The injury will now prevent him from taking his place at Tynecastle tomorrow when his son endeavours to help St Johnstone reach their third League Cup final.
Having travelled the country to watch his son in action for both Ross County and St Johnstone, that has been a particular sore point for Miller senior. He will instead be made to sit at home and watch as the Perth side face Aberdeen in the first of the competition's semi-finals.
He has since been cheered up by both his son and grandson, the St Johnstone defender making a special effort to visit his stricken father in hospital ahead of the trip to Edinburgh. "My dad was at work at Yarrows in the BAE Systems when he was run over by a forklift truck," said Miller. "He was wearing protective earmuffs while cleaning up so he didn't hear it.
"I got a phone call from my mum and she was in a real panic. I got a real fright but mum later texted to say it was a broken leg. I took my wee boy, Ace, to see his grandad and I'd told him he'd been run over by a forklift. His first question was: 'where's the tyre tracks on your face?' That really cheered my dad up and he had a laugh.
"It could have been so much worse but the wee man was wanting blood and tyre tracks over him. I think he wanted it to be like Road Runner and Wile E Coyote or Tom and Jerry."
St Johnstone, of course, intend to avoid crashing out of the competition tomorrow, not least Tommy Wright.
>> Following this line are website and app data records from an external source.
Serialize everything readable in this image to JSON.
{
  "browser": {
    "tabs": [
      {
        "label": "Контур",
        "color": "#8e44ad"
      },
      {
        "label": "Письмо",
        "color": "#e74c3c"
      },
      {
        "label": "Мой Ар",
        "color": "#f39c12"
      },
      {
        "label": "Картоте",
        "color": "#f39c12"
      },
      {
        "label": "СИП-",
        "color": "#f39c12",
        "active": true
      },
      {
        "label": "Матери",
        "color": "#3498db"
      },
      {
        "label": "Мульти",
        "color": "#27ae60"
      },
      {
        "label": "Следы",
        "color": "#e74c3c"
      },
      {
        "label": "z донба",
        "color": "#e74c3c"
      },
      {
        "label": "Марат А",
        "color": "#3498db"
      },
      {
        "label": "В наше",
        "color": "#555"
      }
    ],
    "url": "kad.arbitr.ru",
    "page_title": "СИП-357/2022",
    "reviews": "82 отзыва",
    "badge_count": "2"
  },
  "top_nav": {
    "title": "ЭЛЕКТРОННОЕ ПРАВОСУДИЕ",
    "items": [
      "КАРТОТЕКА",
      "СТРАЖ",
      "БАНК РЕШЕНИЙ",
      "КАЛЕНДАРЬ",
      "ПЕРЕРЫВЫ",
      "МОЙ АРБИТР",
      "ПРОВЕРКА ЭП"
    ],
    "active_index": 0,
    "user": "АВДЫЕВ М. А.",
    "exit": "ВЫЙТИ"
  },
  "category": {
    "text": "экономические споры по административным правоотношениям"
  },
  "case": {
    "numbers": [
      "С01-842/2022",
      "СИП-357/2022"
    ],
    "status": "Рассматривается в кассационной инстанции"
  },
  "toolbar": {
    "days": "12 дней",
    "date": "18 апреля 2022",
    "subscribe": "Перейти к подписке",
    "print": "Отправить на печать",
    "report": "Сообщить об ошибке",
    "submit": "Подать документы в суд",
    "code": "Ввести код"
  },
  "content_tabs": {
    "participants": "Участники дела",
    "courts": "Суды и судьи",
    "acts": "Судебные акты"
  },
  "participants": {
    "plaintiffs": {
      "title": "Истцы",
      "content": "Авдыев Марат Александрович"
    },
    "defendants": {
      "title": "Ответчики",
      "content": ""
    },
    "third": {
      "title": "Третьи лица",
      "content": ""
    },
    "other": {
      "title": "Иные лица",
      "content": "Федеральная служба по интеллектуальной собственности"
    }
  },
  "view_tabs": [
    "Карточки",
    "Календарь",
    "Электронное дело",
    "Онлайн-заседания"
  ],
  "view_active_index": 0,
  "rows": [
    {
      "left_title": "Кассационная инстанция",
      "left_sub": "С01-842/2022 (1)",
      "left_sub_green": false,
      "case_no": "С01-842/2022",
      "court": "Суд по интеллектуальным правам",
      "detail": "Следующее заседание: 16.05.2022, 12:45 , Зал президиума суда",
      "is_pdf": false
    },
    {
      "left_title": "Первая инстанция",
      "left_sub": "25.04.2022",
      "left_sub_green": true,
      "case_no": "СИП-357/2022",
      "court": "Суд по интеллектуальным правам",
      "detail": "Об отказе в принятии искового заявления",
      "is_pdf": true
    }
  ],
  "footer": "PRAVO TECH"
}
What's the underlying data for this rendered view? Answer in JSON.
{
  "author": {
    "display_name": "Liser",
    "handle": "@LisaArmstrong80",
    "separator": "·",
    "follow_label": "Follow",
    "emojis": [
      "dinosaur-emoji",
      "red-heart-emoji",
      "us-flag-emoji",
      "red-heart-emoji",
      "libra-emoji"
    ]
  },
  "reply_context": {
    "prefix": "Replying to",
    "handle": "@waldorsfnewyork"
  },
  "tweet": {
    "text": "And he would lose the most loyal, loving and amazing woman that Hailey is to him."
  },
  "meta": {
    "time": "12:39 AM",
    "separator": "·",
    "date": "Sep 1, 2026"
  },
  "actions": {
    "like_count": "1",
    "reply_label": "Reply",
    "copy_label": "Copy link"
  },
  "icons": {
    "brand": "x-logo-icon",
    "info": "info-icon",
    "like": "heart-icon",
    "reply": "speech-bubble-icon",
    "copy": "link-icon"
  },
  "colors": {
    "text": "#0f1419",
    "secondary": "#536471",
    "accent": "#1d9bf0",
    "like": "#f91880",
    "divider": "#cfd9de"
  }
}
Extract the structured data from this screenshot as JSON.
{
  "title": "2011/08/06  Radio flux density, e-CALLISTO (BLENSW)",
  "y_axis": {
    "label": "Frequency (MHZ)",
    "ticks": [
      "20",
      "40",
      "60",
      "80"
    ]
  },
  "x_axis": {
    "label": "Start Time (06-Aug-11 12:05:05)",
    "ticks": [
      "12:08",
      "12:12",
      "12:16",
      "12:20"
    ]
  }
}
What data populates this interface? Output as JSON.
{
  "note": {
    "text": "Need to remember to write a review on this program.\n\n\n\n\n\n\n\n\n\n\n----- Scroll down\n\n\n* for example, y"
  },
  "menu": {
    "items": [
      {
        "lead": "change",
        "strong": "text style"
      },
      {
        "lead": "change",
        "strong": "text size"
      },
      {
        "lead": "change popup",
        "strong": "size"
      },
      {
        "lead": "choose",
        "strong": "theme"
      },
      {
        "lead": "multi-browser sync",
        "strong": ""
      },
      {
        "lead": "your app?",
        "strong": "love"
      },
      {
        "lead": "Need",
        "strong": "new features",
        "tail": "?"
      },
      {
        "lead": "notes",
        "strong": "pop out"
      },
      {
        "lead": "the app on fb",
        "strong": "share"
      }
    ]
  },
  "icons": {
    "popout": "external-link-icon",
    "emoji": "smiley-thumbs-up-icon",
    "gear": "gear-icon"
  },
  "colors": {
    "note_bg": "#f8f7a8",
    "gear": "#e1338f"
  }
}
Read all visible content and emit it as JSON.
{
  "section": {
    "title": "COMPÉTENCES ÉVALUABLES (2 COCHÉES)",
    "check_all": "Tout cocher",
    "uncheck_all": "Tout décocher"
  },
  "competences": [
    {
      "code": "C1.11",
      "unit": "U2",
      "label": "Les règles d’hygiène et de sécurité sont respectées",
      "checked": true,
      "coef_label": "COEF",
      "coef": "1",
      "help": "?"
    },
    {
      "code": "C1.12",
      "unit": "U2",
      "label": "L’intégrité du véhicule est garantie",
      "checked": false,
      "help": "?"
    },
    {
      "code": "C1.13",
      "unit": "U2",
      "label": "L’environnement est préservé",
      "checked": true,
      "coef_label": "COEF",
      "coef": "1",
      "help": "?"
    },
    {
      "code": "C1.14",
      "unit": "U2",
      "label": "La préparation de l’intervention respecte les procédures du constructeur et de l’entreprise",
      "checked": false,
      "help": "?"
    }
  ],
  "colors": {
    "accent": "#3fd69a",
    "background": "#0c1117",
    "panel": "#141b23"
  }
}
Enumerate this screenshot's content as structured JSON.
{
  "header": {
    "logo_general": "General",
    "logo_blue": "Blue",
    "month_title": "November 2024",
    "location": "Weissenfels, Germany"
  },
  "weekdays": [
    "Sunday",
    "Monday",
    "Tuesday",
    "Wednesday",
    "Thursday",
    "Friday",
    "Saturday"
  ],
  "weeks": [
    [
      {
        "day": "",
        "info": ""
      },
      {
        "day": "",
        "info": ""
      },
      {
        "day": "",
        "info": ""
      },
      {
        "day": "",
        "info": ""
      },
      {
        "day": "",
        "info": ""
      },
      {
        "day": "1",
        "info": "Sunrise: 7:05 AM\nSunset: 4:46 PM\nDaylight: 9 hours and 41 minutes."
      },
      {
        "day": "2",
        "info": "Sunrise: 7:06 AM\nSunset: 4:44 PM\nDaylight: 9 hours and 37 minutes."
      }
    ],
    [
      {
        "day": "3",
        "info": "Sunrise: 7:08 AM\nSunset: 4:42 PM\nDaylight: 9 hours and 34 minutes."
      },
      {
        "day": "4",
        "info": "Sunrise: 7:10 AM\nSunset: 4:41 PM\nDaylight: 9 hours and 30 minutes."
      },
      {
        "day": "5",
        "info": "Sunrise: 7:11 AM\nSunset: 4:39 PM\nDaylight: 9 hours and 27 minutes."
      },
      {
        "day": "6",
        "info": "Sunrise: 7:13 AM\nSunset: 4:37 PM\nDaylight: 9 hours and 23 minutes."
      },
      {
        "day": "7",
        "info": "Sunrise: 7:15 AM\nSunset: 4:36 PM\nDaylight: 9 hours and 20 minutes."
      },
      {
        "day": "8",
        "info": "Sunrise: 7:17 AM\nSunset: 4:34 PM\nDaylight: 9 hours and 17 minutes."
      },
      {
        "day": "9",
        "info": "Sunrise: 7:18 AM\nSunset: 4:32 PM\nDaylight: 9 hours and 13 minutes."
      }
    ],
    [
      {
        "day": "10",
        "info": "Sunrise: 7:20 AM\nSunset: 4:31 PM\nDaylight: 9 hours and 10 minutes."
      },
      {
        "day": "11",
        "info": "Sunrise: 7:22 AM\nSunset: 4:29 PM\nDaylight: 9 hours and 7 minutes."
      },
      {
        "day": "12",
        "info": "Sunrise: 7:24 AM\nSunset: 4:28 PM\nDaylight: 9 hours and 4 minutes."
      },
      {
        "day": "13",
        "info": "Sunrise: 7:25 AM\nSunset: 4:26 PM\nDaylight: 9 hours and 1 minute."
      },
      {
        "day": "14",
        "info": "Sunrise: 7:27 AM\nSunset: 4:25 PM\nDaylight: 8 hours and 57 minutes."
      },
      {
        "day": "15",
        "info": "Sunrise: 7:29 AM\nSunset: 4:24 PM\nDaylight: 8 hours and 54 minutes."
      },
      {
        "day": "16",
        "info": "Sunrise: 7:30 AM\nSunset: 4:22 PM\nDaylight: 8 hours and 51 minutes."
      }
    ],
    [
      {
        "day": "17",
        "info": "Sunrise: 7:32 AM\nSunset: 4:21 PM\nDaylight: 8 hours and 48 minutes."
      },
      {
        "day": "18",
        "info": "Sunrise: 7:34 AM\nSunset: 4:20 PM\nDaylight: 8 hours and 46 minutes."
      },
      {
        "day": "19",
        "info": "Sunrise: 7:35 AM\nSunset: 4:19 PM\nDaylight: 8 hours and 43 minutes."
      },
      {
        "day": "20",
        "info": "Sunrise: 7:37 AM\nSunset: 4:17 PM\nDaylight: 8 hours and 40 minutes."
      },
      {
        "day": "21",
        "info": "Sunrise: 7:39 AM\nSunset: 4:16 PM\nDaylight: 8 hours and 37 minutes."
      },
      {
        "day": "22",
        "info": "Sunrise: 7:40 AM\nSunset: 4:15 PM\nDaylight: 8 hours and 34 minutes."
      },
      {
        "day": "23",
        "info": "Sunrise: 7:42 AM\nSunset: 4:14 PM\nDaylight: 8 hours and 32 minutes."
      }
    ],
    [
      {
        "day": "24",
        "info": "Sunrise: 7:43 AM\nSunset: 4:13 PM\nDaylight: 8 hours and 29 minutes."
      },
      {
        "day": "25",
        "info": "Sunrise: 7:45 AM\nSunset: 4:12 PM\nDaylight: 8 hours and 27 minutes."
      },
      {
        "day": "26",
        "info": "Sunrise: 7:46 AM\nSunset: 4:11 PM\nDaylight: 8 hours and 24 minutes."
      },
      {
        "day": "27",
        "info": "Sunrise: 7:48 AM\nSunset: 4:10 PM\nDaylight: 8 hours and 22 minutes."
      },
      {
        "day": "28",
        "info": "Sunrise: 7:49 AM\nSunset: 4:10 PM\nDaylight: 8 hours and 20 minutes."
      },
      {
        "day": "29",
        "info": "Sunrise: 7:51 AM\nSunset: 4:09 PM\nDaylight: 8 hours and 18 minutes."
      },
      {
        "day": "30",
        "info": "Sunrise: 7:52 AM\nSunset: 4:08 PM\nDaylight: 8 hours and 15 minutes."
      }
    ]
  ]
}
The Northern Irishman was named manager at the start of the season and was told that winning a trophy was part of the job description.
"When I got the job the chairman [Steve Brown] said he wanted us to stay in the league and to win him a cup," said Wright, who is confident that striker Stevie May will remain at the club despite recent interest from Queens Park Rangers.
"Hopefully, we have now ensured we will be staying in the league so the first part has been taken care of. The next stage is to win a cup."